Part women's clothing boutique, part art gallery and part quirky gift shop, Pop City (940 Decatur St., 504-528-8559; 3118 Magazine St., 504-304-7744; www.facebook.com/funrockn.popcity) recently underwent a makeover that reflects owner Rhonda Findley's commitment to sustainability and local artists. At the Magazine Street location, business partner David Gordin turned old shutters into moss-green dressing room doors and topped them with intricate fleur-de-lis woodwork. Reused fence posts from The Green Project adorn the ceiling.
"We want people to come in here and really feel like they had a great experience and found beautiful things, from the clothing to my jewelry line," Findley says.
Findley opened Pop City with Gordin. It started as a venture inside one of their other businesses, FunRock'n (1125 Decatur St.; 3109 Magazine St., 504-895-4102), which is across the street from Pop City. Findley sold women's clothing, including some of her own designs, at the kitschy toy and gag gift shop. The clothing proved a success, and when a storefront became available two years ago, Findley expanded.
In addition to women's clothing and accessories, Pop City stocks locally made art, kitchenware and other goods. There are children's books and cookbooks from Pelican and Acadiana Publishing. Local brands include Restrung Jewelry, NOLA Made and Steve Winn's new line of New Orleans-themed wooden coasters and postcards. Findley also stocks garments she designed: To The Nines, a line of dresses, skirts and pajamas, all are made on the West Bank. The Crescent Collection, which includes evil eye jewelry handmade in Turkey, is also designed by Findley
The art gallery in the rear sets Pop City apart from Findley's other stores. The gallery celebrated its grand opening during October's Art for Art's Sake event. A show by Nurhan Gokturk attracted more than 450 viewers.
"We're serious about selling art," Findley says. "I can't keep the tambourines that [current artist] Dr. Bob does in stock and his 'Be Nice or Leave,' of course."

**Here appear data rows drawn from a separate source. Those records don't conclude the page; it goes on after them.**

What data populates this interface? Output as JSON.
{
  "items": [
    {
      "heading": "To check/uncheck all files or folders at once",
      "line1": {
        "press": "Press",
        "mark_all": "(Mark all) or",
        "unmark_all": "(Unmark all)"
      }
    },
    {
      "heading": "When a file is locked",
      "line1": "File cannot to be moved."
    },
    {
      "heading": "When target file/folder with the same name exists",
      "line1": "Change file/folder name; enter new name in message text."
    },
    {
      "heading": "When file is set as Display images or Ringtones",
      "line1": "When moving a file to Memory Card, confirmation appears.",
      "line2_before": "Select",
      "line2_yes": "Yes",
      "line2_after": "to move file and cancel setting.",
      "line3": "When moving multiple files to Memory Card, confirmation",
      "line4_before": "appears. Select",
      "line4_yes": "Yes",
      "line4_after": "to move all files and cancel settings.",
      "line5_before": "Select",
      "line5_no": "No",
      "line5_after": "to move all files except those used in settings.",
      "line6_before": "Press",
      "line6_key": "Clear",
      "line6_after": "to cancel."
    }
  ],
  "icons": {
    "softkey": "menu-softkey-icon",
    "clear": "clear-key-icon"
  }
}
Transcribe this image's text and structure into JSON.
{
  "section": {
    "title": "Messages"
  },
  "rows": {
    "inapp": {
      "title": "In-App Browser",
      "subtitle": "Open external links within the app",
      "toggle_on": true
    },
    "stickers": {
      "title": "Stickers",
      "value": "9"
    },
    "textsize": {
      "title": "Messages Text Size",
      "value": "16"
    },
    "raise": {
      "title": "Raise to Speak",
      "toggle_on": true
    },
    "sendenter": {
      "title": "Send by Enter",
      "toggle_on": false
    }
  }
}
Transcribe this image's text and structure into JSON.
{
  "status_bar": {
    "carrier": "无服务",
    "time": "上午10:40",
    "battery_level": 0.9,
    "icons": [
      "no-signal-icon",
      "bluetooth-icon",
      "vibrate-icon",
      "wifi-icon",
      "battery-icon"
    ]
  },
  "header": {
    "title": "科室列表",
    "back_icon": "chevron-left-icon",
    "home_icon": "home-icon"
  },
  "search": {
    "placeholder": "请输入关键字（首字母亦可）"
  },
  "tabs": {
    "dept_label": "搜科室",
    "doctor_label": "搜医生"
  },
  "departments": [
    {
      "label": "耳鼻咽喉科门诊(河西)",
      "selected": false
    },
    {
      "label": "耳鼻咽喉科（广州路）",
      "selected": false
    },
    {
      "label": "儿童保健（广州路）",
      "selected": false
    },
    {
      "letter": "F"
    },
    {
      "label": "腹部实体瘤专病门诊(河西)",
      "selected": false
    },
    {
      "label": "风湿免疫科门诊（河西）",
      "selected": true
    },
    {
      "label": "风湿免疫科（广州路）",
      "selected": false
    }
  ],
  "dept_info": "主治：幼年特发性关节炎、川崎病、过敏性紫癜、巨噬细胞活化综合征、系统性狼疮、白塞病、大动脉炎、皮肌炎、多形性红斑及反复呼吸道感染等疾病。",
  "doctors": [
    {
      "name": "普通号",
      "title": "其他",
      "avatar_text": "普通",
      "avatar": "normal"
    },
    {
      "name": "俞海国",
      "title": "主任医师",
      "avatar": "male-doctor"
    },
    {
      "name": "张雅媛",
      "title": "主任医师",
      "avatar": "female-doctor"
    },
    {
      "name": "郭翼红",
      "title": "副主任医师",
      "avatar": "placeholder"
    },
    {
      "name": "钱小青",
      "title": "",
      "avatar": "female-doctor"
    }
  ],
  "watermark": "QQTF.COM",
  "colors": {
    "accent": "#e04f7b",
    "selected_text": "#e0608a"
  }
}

In the future, Findley hopes to carry more locally made products in Pop City and use it as a pop-up space for fash-
"I would like to have over 50 percent of our products here representing local people," she says. "I want to offer a place for local designers, local artists to put their stuff in here."